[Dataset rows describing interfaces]
------------------------

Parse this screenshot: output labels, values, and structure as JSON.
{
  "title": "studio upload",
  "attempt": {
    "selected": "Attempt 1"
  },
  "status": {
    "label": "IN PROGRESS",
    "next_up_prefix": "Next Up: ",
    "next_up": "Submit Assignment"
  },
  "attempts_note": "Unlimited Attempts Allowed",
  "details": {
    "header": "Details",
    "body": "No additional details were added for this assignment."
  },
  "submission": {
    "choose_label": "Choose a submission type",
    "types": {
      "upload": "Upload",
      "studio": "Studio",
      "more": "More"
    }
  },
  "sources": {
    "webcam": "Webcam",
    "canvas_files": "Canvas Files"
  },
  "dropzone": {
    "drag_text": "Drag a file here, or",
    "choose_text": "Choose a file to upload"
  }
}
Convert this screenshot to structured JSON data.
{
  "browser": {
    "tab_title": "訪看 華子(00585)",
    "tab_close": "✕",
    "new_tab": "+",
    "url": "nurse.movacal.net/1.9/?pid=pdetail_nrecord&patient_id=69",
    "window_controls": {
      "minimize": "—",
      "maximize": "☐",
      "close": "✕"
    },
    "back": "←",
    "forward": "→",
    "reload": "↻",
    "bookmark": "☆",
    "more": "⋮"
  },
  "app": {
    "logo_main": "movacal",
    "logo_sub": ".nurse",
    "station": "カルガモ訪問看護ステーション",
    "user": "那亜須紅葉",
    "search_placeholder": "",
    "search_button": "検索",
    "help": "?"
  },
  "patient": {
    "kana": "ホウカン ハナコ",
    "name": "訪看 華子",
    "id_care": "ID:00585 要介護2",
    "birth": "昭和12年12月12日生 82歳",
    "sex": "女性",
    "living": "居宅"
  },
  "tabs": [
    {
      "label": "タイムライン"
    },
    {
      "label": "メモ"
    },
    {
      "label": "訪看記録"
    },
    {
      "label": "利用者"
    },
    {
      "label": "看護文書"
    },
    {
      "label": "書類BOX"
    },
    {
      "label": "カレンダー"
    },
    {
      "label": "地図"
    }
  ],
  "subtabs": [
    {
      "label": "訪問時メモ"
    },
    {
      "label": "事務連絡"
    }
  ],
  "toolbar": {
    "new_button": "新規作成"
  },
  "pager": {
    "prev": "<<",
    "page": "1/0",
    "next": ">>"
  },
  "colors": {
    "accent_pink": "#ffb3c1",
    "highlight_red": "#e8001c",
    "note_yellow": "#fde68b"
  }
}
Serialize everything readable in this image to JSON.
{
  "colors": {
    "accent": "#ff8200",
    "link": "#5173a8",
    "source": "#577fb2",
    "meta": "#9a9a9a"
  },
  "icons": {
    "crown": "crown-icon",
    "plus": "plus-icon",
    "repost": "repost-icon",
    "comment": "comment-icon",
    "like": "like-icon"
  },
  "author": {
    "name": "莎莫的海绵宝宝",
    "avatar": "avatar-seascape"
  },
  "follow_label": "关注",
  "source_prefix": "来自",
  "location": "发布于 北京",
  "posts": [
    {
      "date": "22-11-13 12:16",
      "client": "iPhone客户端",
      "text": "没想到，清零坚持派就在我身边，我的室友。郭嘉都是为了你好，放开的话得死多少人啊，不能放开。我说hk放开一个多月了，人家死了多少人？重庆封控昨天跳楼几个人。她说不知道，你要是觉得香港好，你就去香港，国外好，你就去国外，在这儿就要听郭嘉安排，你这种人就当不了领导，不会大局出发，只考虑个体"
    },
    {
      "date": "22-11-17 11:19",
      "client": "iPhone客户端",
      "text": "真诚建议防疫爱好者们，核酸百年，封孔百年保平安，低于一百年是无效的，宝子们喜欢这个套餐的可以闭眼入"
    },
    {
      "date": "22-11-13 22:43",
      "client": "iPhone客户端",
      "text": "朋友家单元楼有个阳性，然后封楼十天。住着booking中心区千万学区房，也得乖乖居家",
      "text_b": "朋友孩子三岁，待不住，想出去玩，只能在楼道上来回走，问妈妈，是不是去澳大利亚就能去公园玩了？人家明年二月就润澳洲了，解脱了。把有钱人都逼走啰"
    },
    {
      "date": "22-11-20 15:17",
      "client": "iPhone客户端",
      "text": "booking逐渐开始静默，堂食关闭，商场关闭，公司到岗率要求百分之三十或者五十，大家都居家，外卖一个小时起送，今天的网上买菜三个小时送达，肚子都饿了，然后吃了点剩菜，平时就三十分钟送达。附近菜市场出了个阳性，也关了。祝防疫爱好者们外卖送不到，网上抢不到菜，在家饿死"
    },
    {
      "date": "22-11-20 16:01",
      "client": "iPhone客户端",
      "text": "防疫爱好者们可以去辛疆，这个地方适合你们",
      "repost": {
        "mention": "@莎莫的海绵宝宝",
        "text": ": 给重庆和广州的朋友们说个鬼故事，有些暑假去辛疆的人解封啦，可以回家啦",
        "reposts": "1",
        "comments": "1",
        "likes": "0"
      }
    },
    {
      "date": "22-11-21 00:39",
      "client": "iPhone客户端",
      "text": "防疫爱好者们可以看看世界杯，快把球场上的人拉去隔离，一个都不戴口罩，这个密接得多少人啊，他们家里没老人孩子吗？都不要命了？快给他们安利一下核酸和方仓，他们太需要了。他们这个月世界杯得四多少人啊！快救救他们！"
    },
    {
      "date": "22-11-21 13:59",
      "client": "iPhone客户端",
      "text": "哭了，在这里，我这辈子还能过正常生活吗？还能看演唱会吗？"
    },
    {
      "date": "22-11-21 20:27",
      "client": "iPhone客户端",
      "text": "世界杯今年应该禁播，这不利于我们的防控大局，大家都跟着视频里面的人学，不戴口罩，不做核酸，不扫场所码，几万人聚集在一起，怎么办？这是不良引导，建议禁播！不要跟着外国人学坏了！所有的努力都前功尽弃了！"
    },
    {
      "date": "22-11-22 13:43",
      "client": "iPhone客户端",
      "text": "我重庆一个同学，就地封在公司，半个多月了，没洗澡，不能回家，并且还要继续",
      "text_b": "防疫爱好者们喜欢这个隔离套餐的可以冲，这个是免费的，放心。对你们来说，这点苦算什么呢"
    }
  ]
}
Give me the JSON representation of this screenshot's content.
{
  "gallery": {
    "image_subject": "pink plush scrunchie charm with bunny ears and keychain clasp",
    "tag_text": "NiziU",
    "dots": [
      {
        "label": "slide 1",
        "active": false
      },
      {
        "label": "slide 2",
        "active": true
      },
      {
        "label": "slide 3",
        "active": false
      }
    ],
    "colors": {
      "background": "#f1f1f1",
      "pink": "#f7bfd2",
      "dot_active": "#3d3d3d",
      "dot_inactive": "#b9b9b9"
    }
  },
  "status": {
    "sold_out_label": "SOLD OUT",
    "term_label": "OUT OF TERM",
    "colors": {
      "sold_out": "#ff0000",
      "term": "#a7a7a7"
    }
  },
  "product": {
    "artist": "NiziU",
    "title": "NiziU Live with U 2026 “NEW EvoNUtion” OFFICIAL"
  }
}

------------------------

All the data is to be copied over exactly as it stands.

Parse this screenshot: output labels, values, and structure as JSON.
{
  "title": "studio upload",
  "attempt": {
    "selected": "Attempt 1"
  },
  "status": {
    "label": "IN PROGRESS",
    "next_up_prefix": "Next Up: ",
    "next_up": "Submit Assignment"
  },
  "attempts_note": "Unlimited Attempts Allowed",
  "details": {
    "header": "Details",
    "body": "No additional details were added for this assignment."
  },
  "submission": {
    "choose_label": "Choose a submission type",
    "types": {
      "upload": "Upload",
      "studio": "Studio",
      "more": "More"
    }
  },
  "sources": {
    "webcam": "Webcam",
    "canvas_files": "Canvas Files"
  },
  "dropzone": {
    "drag_text": "Drag a file here, or",
    "choose_text": "Choose a file to upload"
  }
}
Convert this screenshot to structured JSON data.
{
  "browser": {
    "tab_title": "訪看 華子(00585)",
    "tab_close": "✕",
    "new_tab": "+",
    "url": "nurse.movacal.net/1.9/?pid=pdetail_nrecord&patient_id=69",
    "window_controls": {
      "minimize": "—",
      "maximize": "☐",
      "close": "✕"
    },
    "back": "←",
    "forward": "→",
    "reload": "↻",
    "bookmark": "☆",
    "more": "⋮"
  },
  "app": {
    "logo_main": "movacal",
    "logo_sub": ".nurse",
    "station": "カルガモ訪問看護ステーション",
    "user": "那亜須紅葉",
    "search_placeholder": "",
    "search_button": "検索",
    "help": "?"
  },
  "patient": {
    "kana": "ホウカン ハナコ",
    "name": "訪看 華子",
    "id_care": "ID:00585 要介護2",
    "birth": "昭和12年12月12日生 82歳",
    "sex": "女性",
    "living": "居宅"
  },
  "tabs": [
    {
      "label": "タイムライン"
    },
    {
      "label": "メモ"
    },
    {
      "label": "訪看記録"
    },
    {
      "label": "利用者"
    },
    {
      "label": "看護文書"
    },
    {
      "label": "書類BOX"
    },
    {
      "label": "カレンダー"
    },
    {
      "label": "地図"
    }
  ],
  "subtabs": [
    {
      "label": "訪問時メモ"
    },
    {
      "label": "事務連絡"
    }
  ],
  "toolbar": {
    "new_button": "新規作成"
  },
  "pager": {
    "prev": "<<",
    "page": "1/0",
    "next": ">>"
  },
  "colors": {
    "accent_pink": "#ffb3c1",
    "highlight_red": "#e8001c",
    "note_yellow": "#fde68b"
  }
}
Serialize everything readable in this image to JSON.
{
  "colors": {
    "accent": "#ff8200",
    "link": "#5173a8",
    "source": "#577fb2",
    "meta": "#9a9a9a"
  },
  "icons": {
    "crown": "crown-icon",
    "plus": "plus-icon",
    "repost": "repost-icon",
    "comment": "comment-icon",
    "like": "like-icon"
  },
  "author": {
    "name": "莎莫的海绵宝宝",
    "avatar": "avatar-seascape"
  },
  "follow_label": "关注",
  "source_prefix": "来自",
  "location": "发布于 北京",
  "posts": [
    {
      "date": "22-11-13 12:16",
      "client": "iPhone客户端",
      "text": "没想到，清零坚持派就在我身边，我的室友。郭嘉都是为了你好，放开的话得死多少人啊，不能放开。我说hk放开一个多月了，人家死了多少人？重庆封控昨天跳楼几个人。她说不知道，你要是觉得香港好，你就去香港，国外好，你就去国外，在这儿就要听郭嘉安排，你这种人就当不了领导，不会大局出发，只考虑个体"
    },
    {
      "date": "22-11-17 11:19",
      "client": "iPhone客户端",
      "text": "真诚建议防疫爱好者们，核酸百年，封孔百年保平安，低于一百年是无效的，宝子们喜欢这个套餐的可以闭眼入"
    },
    {
      "date": "22-11-13 22:43",
      "client": "iPhone客户端",
      "text": "朋友家单元楼有个阳性，然后封楼十天。住着booking中心区千万学区房，也得乖乖居家",
      "text_b": "朋友孩子三岁，待不住，想出去玩，只能在楼道上来回走，问妈妈，是不是去澳大利亚就能去公园玩了？人家明年二月就润澳洲了，解脱了。把有钱人都逼走啰"
    },
    {
      "date": "22-11-20 15:17",
      "client": "iPhone客户端",
      "text": "booking逐渐开始静默，堂食关闭，商场关闭，公司到岗率要求百分之三十或者五十，大家都居家，外卖一个小时起送，今天的网上买菜三个小时送达，肚子都饿了，然后吃了点剩菜，平时就三十分钟送达。附近菜市场出了个阳性，也关了。祝防疫爱好者们外卖送不到，网上抢不到菜，在家饿死"
    },
    {
      "date": "22-11-20 16:01",
      "client": "iPhone客户端",
      "text": "防疫爱好者们可以去辛疆，这个地方适合你们",
      "repost": {
        "mention": "@莎莫的海绵宝宝",
        "text": ": 给重庆和广州的朋友们说个鬼故事，有些暑假去辛疆的人解封啦，可以回家啦",
        "reposts": "1",
        "comments": "1",
        "likes": "0"
      }
    },
    {
      "date": "22-11-21 00:39",
      "client": "iPhone客户端",
      "text": "防疫爱好者们可以看看世界杯，快把球场上的人拉去隔离，一个都不戴口罩，这个密接得多少人啊，他们家里没老人孩子吗？都不要命了？快给他们安利一下核酸和方仓，他们太需要了。他们这个月世界杯得四多少人啊！快救救他们！"
    },
    {
      "date": "22-11-21 13:59",
      "client": "iPhone客户端",
      "text": "哭了，在这里，我这辈子还能过正常生活吗？还能看演唱会吗？"
    },
    {
      "date": "22-11-21 20:27",
      "client": "iPhone客户端",
      "text": "世界杯今年应该禁播，这不利于我们的防控大局，大家都跟着视频里面的人学，不戴口罩，不做核酸，不扫场所码，几万人聚集在一起，怎么办？这是不良引导，建议禁播！不要跟着外国人学坏了！所有的努力都前功尽弃了！"
    },
    {
      "date": "22-11-22 13:43",
      "client": "iPhone客户端",
      "text": "我重庆一个同学，就地封在公司，半个多月了，没洗澡，不能回家，并且还要继续",
      "text_b": "防疫爱好者们喜欢这个隔离套餐的可以冲，这个是免费的，放心。对你们来说，这点苦算什么呢"
    }
  ]
}
Give me the JSON representation of this screenshot's content.
{
  "gallery": {
    "image_subject": "pink plush scrunchie charm with bunny ears and keychain clasp",
    "tag_text": "NiziU",
    "dots": [
      {
        "label": "slide 1",
        "active": false
      },
      {
        "label": "slide 2",
        "active": true
      },
      {
        "label": "slide 3",
        "active": false
      }
    ],
    "colors": {
      "background": "#f1f1f1",
      "pink": "#f7bfd2",
      "dot_active": "#3d3d3d",
      "dot_inactive": "#b9b9b9"
    }
  },
  "status": {
    "sold_out_label": "SOLD OUT",
    "term_label": "OUT OF TERM",
    "colors": {
      "sold_out": "#ff0000",
      "term": "#a7a7a7"
    }
  },
  "product": {
    "artist": "NiziU",
    "title": "NiziU Live with U 2026 “NEW EvoNUtion” OFFICIAL"
  }
}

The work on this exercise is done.